It’s possible to fly with a broken leg or any other broken or fractured bone if a doctor clears you for flying. However, there are rules and regulations that everyone should know about, as well as best practices to make the trip as comfortable as possible.
The first, more important step is getting the green light to fly from a physician. That includes your regular physician at home or a doctor in another location if you are injured while on vacation and require medical reparation.
Experienced flight nurses like those who work for Flying Angels have years of experience in aviation physiology and understand how to manage medical treatment for those with many different illnesses and conditions, including broken bones.
Best Practices To Fly With a Broken Leg
The following provides an overview of the process you must go through if you want to fly with a broken leg. Keep in mind that a non-emergency medical transport company deals with many of these issues if you decide to fly with a flight nurse.
Speak With Physician
Do not book a flight until a physician gives you clearance to fly. This is especially an issue if the broken or fractured bone happened recently. In the first days after a break occurs, swelling is a frequent issue and may worsen if you sit on a long flight. The chance of a blood clot may increase with a broken leg, too, especially on a long flight. Follow whatever advice they give you and wait until they decide you may safely travel.
Contact the Airline
Reach out to the airline and find out if they have any rules prohibiting people from flying with the type of cast you have on your leg. It’s also possible you may need to purchase an extra seat in order to stretch your leg out during the flight. This is also the time to make any special requests you might have, such as requiring a wheelchair. Also, when booking the flight, request a bulkhead seat for more leg room, or at least an aisle seat.

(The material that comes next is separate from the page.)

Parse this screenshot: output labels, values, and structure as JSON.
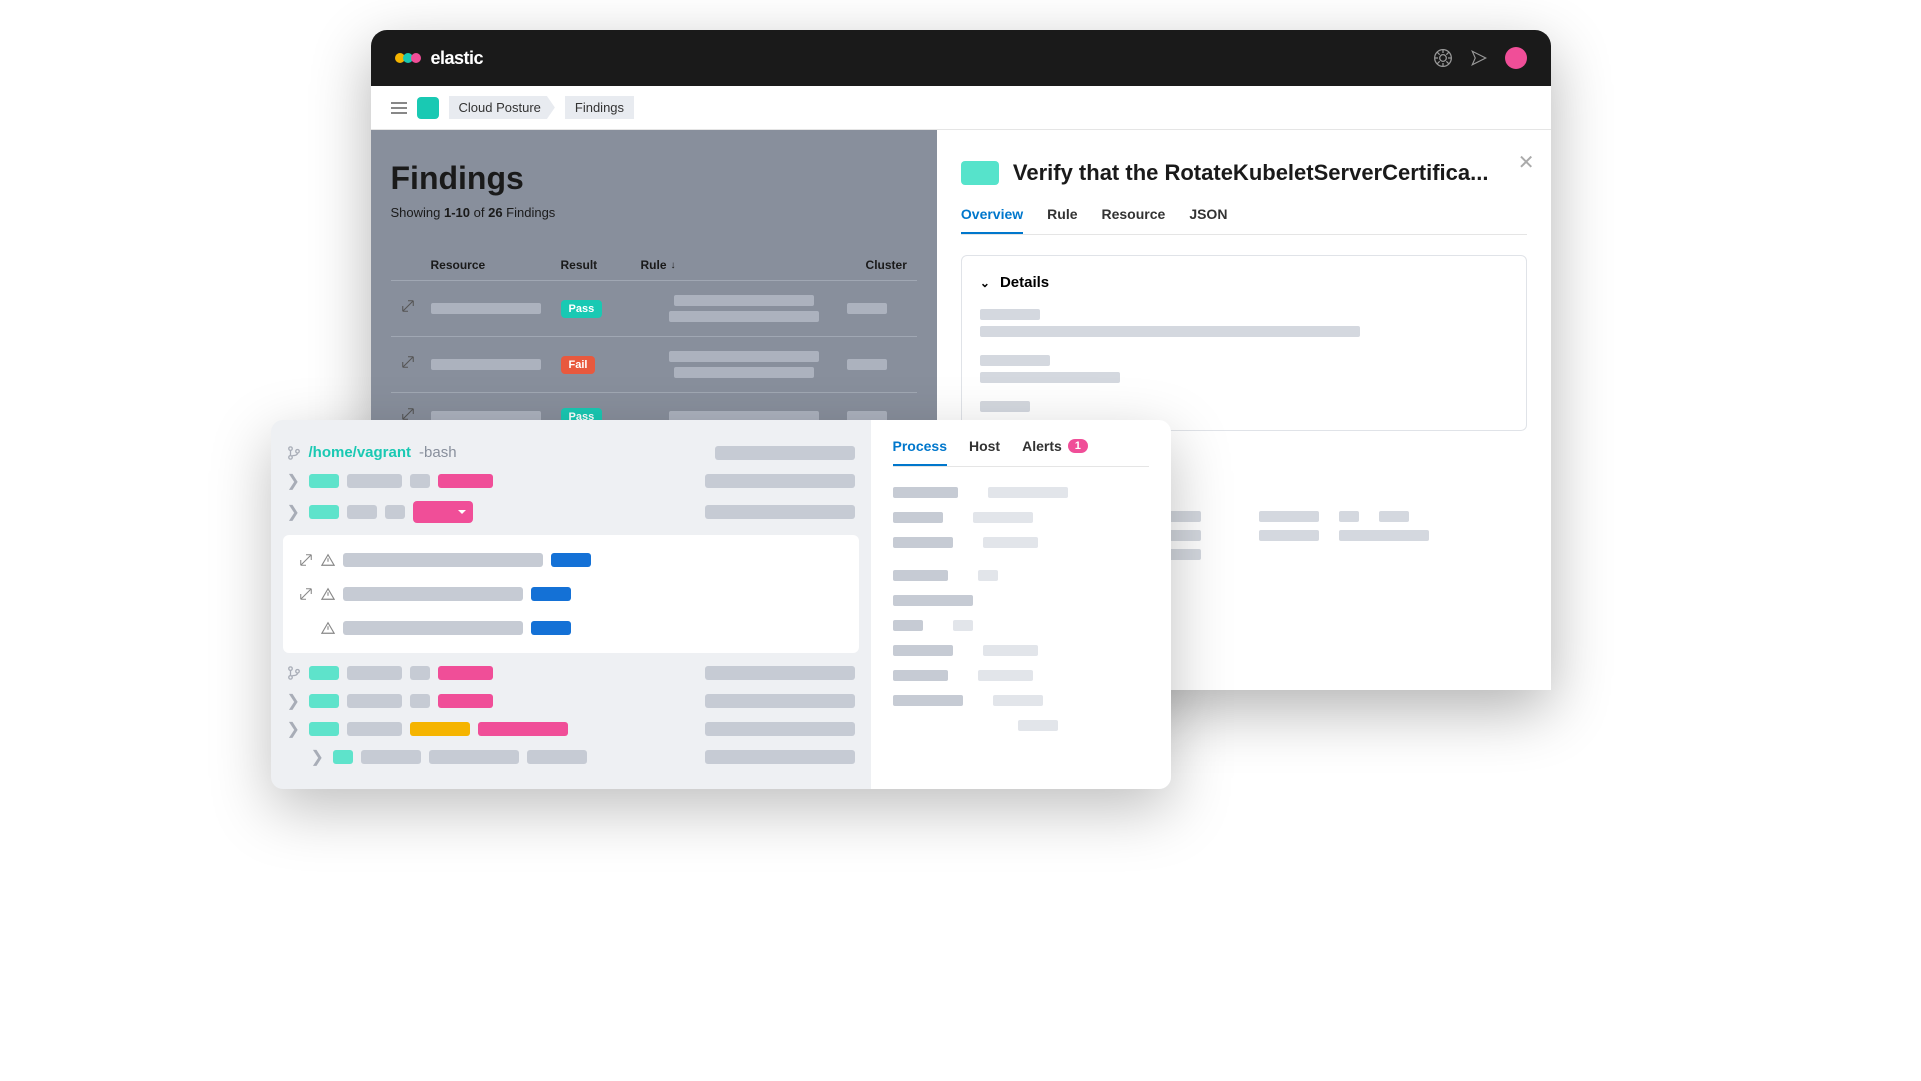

Pack any medication you are taking for the broken leg in your carry-on bags, not your checked-in luggage. Make sure to have water available so you can take your pills when necessary.
Arrive early at the airport to give yourself extra time to get through check in and security. You will likely need extra time at security, as you can expect them to physically check out your cast, including the possibility they will swab it to detect explosives. If you use crutches or a wheelchair, they also will go through the metal detector.
Airlines provide a window early on in boarding for those with special conditions – including those with a broken leg – to board before anyone else, allowing you to get situated before the main rush of passengers boards the plane.
At any point, don’t hesitate to ask for help from airport or airline personnel. If you do not fly with a nurse, consider bringing someone to the airport with you to help get to security (or to the gate if allowed). While obviously not an ideal situation, you can fly with a broken leg if you take the proper medical precautions and follow best practices at the airport and on the plane. You also want to consider hiring a flight nurse who can handle many of these issues for you, as well as give you the peace of mind of having an experienced medical care provider with you throughout your trip.